• @quetzalcoatl you mean smaller - putting resistors in parallel will make total resistance smaller. – Arsenal Jan 9 '18 at 13:53
• My, of course! I was writing having in mind "series" the time, I have no idea why. – quetzalcoatl Jan 9 '18 at 14:05
• @quetzalcoatl: Connecting C1, C2, and C3 each to a common point via moderate-value (e.g. 1K) resistors, and doing likewise with D1, D2, and D3, should avoid the need for separate ADCs if the measurement device's input impedance is high enough that the added series resistance doesn't matter. Current flowing in the added resistors may lead to measurement errors, but should typically be small enough to be a non-issue. – supercat Jan 9 '18 at 21:55

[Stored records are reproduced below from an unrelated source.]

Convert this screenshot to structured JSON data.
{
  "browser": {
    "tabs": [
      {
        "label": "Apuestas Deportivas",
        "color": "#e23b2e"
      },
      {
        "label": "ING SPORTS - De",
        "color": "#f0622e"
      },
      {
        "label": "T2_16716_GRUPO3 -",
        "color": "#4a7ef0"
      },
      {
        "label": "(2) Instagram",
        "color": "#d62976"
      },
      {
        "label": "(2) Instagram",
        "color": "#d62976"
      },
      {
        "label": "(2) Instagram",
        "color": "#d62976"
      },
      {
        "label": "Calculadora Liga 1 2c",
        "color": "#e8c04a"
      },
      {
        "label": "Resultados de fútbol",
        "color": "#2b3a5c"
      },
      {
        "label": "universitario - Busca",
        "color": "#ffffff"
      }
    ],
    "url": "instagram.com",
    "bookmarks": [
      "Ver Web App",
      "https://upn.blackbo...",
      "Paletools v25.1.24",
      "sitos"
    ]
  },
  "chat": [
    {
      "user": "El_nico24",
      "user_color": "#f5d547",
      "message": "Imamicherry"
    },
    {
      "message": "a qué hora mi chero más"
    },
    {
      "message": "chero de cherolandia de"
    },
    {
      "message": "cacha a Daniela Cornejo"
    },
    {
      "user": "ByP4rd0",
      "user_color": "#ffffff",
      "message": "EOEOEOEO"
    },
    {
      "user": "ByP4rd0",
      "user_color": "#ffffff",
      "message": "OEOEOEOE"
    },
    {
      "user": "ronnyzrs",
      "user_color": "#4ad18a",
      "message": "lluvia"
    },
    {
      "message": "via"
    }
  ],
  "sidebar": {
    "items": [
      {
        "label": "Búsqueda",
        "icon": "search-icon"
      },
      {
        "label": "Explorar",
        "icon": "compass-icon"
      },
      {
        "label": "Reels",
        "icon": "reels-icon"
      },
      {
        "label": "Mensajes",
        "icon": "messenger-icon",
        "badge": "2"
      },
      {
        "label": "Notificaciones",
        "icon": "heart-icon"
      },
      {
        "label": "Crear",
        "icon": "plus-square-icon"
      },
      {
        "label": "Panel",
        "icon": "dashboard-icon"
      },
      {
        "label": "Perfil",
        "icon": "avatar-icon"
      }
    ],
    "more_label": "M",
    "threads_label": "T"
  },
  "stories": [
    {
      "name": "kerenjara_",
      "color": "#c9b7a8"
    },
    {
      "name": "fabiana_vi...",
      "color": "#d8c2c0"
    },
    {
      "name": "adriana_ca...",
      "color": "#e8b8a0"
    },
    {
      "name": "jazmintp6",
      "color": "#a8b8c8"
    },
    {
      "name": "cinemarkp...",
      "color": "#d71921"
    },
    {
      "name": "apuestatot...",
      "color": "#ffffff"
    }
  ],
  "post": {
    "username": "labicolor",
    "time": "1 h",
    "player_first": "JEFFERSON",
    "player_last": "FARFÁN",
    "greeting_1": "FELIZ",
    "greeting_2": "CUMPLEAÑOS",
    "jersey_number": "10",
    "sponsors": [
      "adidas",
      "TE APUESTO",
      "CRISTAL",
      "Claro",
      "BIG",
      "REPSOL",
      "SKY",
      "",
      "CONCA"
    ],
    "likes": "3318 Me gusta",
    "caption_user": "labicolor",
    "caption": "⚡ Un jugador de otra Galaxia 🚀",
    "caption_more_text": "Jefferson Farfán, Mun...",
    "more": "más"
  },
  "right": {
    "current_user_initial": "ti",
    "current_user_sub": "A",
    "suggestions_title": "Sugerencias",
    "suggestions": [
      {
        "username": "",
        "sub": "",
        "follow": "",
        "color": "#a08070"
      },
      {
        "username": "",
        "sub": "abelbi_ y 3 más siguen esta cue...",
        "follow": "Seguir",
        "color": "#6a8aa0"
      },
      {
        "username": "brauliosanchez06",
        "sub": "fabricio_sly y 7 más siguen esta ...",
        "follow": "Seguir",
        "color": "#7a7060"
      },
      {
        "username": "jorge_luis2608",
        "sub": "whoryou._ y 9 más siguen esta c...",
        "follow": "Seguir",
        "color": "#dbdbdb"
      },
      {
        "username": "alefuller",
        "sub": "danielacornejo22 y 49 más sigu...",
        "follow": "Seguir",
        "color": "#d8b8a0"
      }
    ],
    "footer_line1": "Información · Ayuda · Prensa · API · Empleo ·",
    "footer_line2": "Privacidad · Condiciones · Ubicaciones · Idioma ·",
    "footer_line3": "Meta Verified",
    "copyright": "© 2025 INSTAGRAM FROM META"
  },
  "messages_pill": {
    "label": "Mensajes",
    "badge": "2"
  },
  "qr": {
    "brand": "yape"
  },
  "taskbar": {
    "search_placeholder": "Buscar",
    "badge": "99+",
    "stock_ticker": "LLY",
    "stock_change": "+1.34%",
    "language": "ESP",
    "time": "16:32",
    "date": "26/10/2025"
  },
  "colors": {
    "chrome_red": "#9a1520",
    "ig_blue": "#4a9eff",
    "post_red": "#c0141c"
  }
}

Shunt resistors for measuring large currents have very low resistance so they don't consume excessive power and produce excessive heat. Shunt resistors are usually far less than 1 ohm, usually being 0.1 or 0.01 ohms or even 0.001 ohms. The problem with using resistors of such a low value is that the resistance of the solder joints and circuit board traces can be a similar order of magnitude and hence will create a voltage drop similar in magnitude to the voltage drop across the sense resistor itself. This makes accurately measuring the voltage drop through the precision sense resistor a bit tricky. The most robust solution to this is to separate the high current path from the voltage sense path with a 4 terminal shunt. The high current path may have a few extra milivolts of drop due to the extra miliohms of resistance from the traces and solder joints, but the voltage sense connections will not see this due to the different current path and can therefore much more accurately read the shunt voltage.